═════ RECORDS FOR THIS TASK ═════

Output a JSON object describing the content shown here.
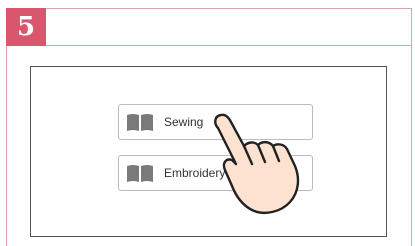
{
  "step": {
    "number": "5",
    "badge_color": "#d9566d"
  },
  "screen": {
    "buttons": [
      {
        "label": "Sewing",
        "icon": "book-icon"
      },
      {
        "label": "Embroidery",
        "icon": "book-icon"
      }
    ]
  },
  "pointer": {
    "icon": "pointing-hand-icon",
    "target": "Sewing"
  }
}
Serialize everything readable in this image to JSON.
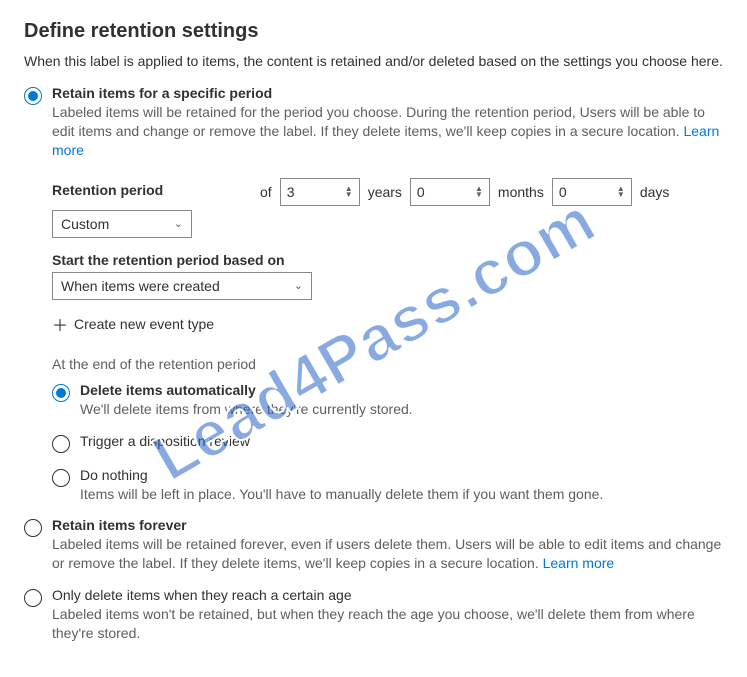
{
  "heading": "Define retention settings",
  "subtitle": "When this label is applied to items, the content is retained and/or deleted based on the settings you choose here.",
  "mainOptions": {
    "retainSpecific": {
      "label": "Retain items for a specific period",
      "desc": "Labeled items will be retained for the period you choose. During the retention period, Users will be able to edit items and change or remove the label. If they delete items, we'll keep copies in a secure location.",
      "learnMore": "Learn more"
    },
    "retainForever": {
      "label": "Retain items forever",
      "desc": "Labeled items will be retained forever, even if users delete them. Users will be able to edit items and change or remove the label. If they delete items, we'll keep copies in a secure location.",
      "learnMore": "Learn more"
    },
    "onlyDelete": {
      "label": "Only delete items when they reach a certain age",
      "desc": "Labeled items won't be retained, but when they reach the age you choose, we'll delete them from where they're stored."
    }
  },
  "retention": {
    "periodLabel": "Retention period",
    "of": "of",
    "years": "3",
    "yearsUnit": "years",
    "months": "0",
    "monthsUnit": "months",
    "days": "0",
    "daysUnit": "days",
    "periodSelect": "Custom",
    "basedOnLabel": "Start the retention period based on",
    "basedOnSelect": "When items were created",
    "createEvent": "Create new event type"
  },
  "endPeriod": {
    "heading": "At the end of the retention period",
    "deleteAuto": {
      "label": "Delete items automatically",
      "desc": "We'll delete items from where they're currently stored."
    },
    "disposition": {
      "label": "Trigger a disposition review"
    },
    "doNothing": {
      "label": "Do nothing",
      "desc": "Items will be left in place. You'll have to manually delete them if you want them gone."
    }
  },
  "watermark": "Lead4Pass.com"
}
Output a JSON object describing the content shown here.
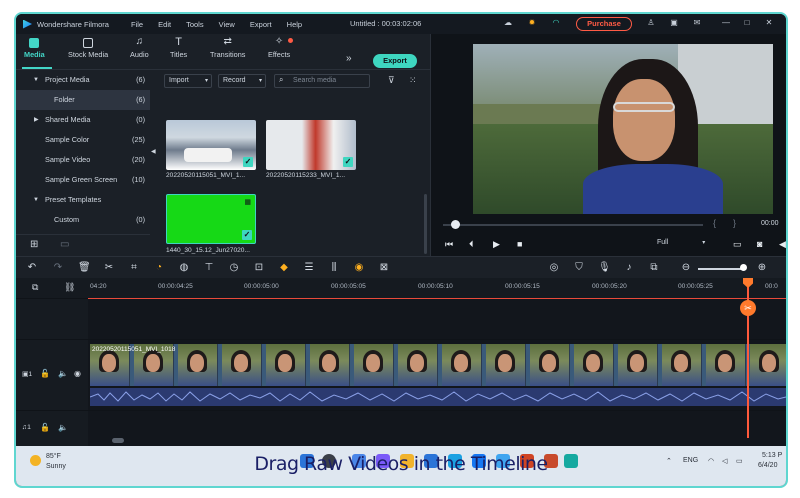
{
  "app": {
    "name": "Wondershare Filmora",
    "menu": [
      "File",
      "Edit",
      "Tools",
      "View",
      "Export",
      "Help"
    ],
    "project_title": "Untitled : 00:03:02:06",
    "purchase_label": "Purchase"
  },
  "tabs": [
    {
      "label": "Media",
      "icon": "media-icon",
      "active": true
    },
    {
      "label": "Stock Media",
      "icon": "stock-media-icon",
      "active": false
    },
    {
      "label": "Audio",
      "icon": "music-note-icon",
      "active": false
    },
    {
      "label": "Titles",
      "icon": "text-t-icon",
      "active": false
    },
    {
      "label": "Transitions",
      "icon": "transitions-icon",
      "active": false
    },
    {
      "label": "Effects",
      "icon": "effects-icon",
      "active": false
    }
  ],
  "export_label": "Export",
  "media_tree": [
    {
      "label": "Project Media",
      "count": "(6)",
      "expanded": true
    },
    {
      "label": "Folder",
      "count": "(6)",
      "selected": true
    },
    {
      "label": "Shared Media",
      "count": "(0)",
      "expanded": false
    },
    {
      "label": "Sample Color",
      "count": "(25)"
    },
    {
      "label": "Sample Video",
      "count": "(20)"
    },
    {
      "label": "Sample Green Screen",
      "count": "(10)"
    },
    {
      "label": "Preset Templates",
      "count": "",
      "expanded": true
    },
    {
      "label": "Custom",
      "count": "(0)"
    }
  ],
  "media_toolbar": {
    "import_label": "Import",
    "record_label": "Record",
    "search_placeholder": "Search media"
  },
  "media_items": [
    {
      "label": "20220520115051_MVI_1...",
      "checked": true
    },
    {
      "label": "20220520115233_MVI_1...",
      "checked": true
    },
    {
      "label": "1440_30_15.12_Jun27020...",
      "checked": true
    }
  ],
  "preview": {
    "progress": 0.03,
    "quality_label": "Full",
    "time": "00:00"
  },
  "ruler_labels": [
    "04:20",
    "00:00:04:25",
    "00:00:05:00",
    "00:00:05:05",
    "00:00:05:10",
    "00:00:05:15",
    "00:00:05:20",
    "00:00:05:25",
    "00:0"
  ],
  "clip_title": "20220520115051_MVI_1018",
  "tracks": {
    "video_label": "▣1",
    "audio_label": "♫1"
  },
  "taskbar": {
    "temperature": "85°F",
    "weather": "Sunny",
    "caption": "Drag Raw Videos in the Timeline",
    "language": "ENG",
    "time": "5:13 P",
    "date": "6/4/20"
  }
}
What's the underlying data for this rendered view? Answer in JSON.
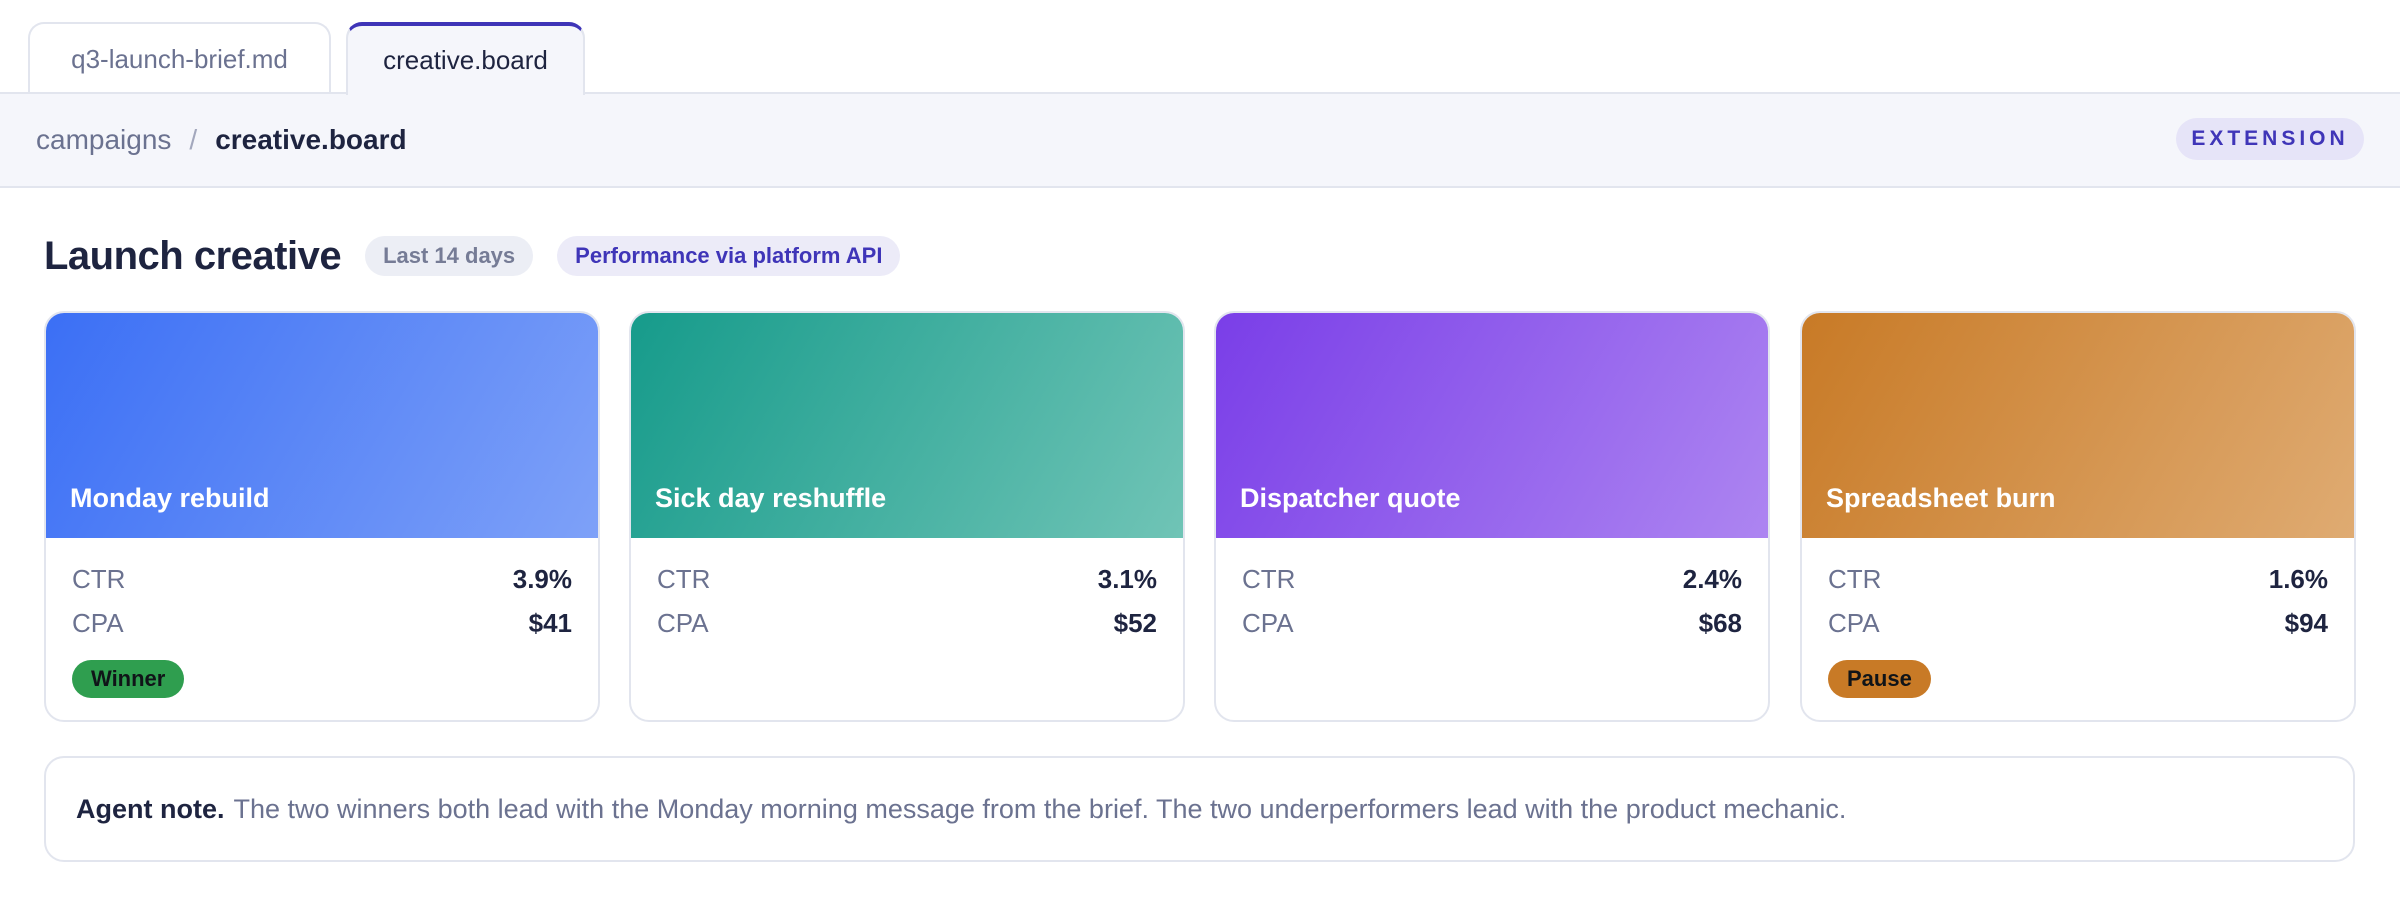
{
  "tabs": [
    {
      "label": "q3-launch-brief.md",
      "active": false
    },
    {
      "label": "creative.board",
      "active": true
    }
  ],
  "breadcrumb": {
    "root": "campaigns",
    "separator": "/",
    "current": "creative.board"
  },
  "extension_badge": "EXTENSION",
  "header": {
    "title": "Launch creative",
    "range_pill": "Last 14 days",
    "source_pill": "Performance via platform API"
  },
  "cards": [
    {
      "name": "Monday rebuild",
      "ctr_label": "CTR",
      "ctr": "3.9%",
      "cpa_label": "CPA",
      "cpa": "$41",
      "badge": "Winner",
      "gradient_from": "#3b6ff5",
      "gradient_to": "#7ea1f8",
      "badge_color": "#2f9e4f"
    },
    {
      "name": "Sick day reshuffle",
      "ctr_label": "CTR",
      "ctr": "3.1%",
      "cpa_label": "CPA",
      "cpa": "$52",
      "badge": "",
      "gradient_from": "#169b8b",
      "gradient_to": "#70c4b6",
      "badge_color": ""
    },
    {
      "name": "Dispatcher quote",
      "ctr_label": "CTR",
      "ctr": "2.4%",
      "cpa_label": "CPA",
      "cpa": "$68",
      "badge": "",
      "gradient_from": "#7a3ee8",
      "gradient_to": "#ad85f1",
      "badge_color": ""
    },
    {
      "name": "Spreadsheet burn",
      "ctr_label": "CTR",
      "ctr": "1.6%",
      "cpa_label": "CPA",
      "cpa": "$94",
      "badge": "Pause",
      "gradient_from": "#c87a26",
      "gradient_to": "#dfab72",
      "badge_color": "#c87a26"
    }
  ],
  "note": {
    "lead": "Agent note.",
    "text": "The two winners both lead with the Monday morning message from the brief. The two underperformers lead with the product mechanic."
  }
}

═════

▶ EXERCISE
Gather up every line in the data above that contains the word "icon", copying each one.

▶ YOUR RESPONSE
        "icon": "book-icon"
        "icon": "book-icon"
    "icon": "pointing-hand-icon",
      "icon": "media-icon",
      "icon": "stock-media-icon",
      "icon": "music-note-icon",
      "icon": "text-t-icon",
      "icon": "transitions-icon",
      "icon": "effects-icon",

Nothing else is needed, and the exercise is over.